So with that self indulgent “I told you so” opening you’d wonder why I'm eulogising about sausages. Of all the food stuffs they’re the worst aren't they? Full of sawdust, pig’s knuckles and cows face surely. Well, that depends on which sausages you buy. 50 “pork” sausages for £1 then really you can’t complain about the odd bit of kneecap.
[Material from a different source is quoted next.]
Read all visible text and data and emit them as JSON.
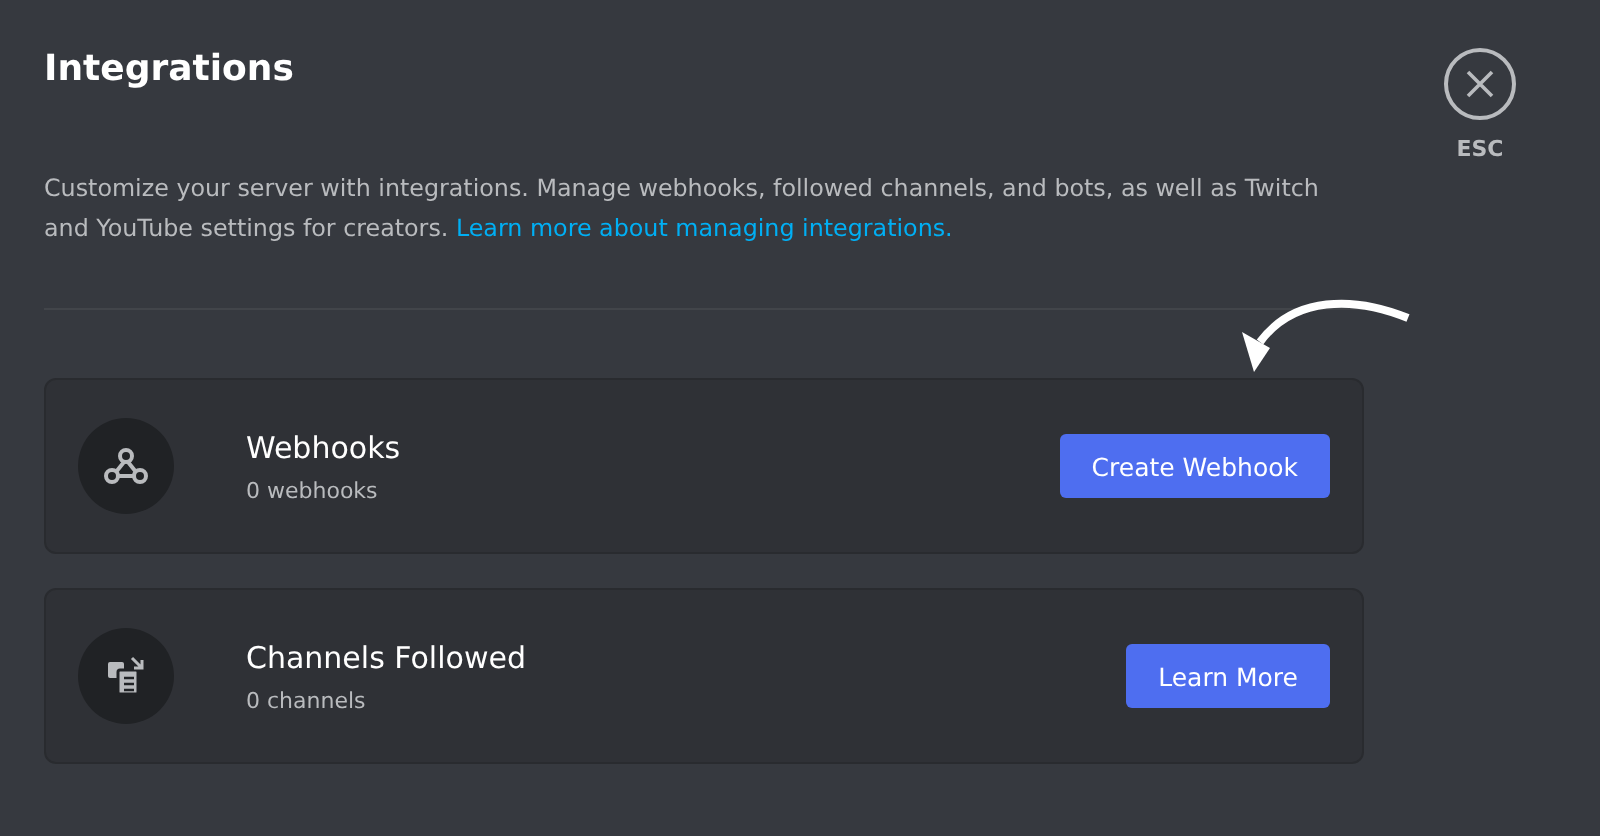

However if you spend the extra cash on some quality sausages you can still make a satisfying, tasty and in these early parts of the year a  welcome, warming and comforting dish.

I've been trying to perfect the ultimate sausage casserole, using beans etc . but with these meaty Puy lentils, I think I've cracked it

What’s more this is so cheap to make, OK it assumes you have some of the stuff already in , even if you don’t the initial outlay isn't that great

This really does make a satisfying, tasty and warming dish, perfect for this time of year

Sausage and Lentil Casserole - Feeds 6

Total cost (Based on having most of the ingredients in, otherwise the initial outlay will be greater) = £9.27 or £1.55 per Serving, add about another £0.50 per serving if having mash.

12 Good quality Pork Sausages (£5.00)
1 Large Onion Sliced (if halving the recipe use one medium size onion) (£0.35)
2 Cloves of Garlic Finely Chopped (£0.06)
2 Medium Sized Carrots Diced (£0.20)
1 Tsp Cumin Seeds (£0.05)
1 Tablespoon of Tomato Puree (£0.05)
1 400g Tin of Tomatoes (£1.23)
1 Splash of white wine (£0.50)
6 Juniper Berries (Not essential but do add depth of flavour) (£0.25)
1 Apple peeled and finely chopped 
175g Puy Lentils (£0.93)
1 Litre Of Chicken Stock (£0.30)
1 Small Pinch of Chilli Flakes
Fresh Herbs such as Thyme, Parsley and Bay Leaf, Tied together in a bundle (£0.40)
1 Tablespoon of Olive oil
Salt and pepper

1 Large Flame proof Casserole Dish
1 Pestle and Mortar

Pre-Heat the oven to 160 degrees

On the hob heat the oil in the casserole dish and then fry the sausages so that they are brown all over, you may have to do this in batches

In a separate pan toast the cumin seeds and the crush to a powder using a pestle and mortar

Once brown, remove the sausages and add the onions to the Pan, Season and fry until soft. The onions should take on the colour and flavour from the sausages

Add the garlic fry for one min, then add the tomato puree and cook out, for 2-3 mins
Next add the carrots, apple and cumin then gently fry for 5 mins

Turn up the heat, add the wine and de-glaze the casserole dish

Reduce the wine, add the lentils and fry, stirring continuously until the lentils are well coated

Add the tomatoes, stock, chilli flakes and juniper berries. Stir until well combined

Bring to the boil, return the sausages, add the herb bundle, cover and place in the oven for around 2 hours

Every 30 mins or so stir through and check the liquid, the lentils may soak up a lot of it so add more water if required and stir through before returning to the oven

The thickness is up to you, I prefer it to have a thick gravy like consistency rather than the thick porridge consistency you can get with lentils.

Serve on its own or with mash, or bread.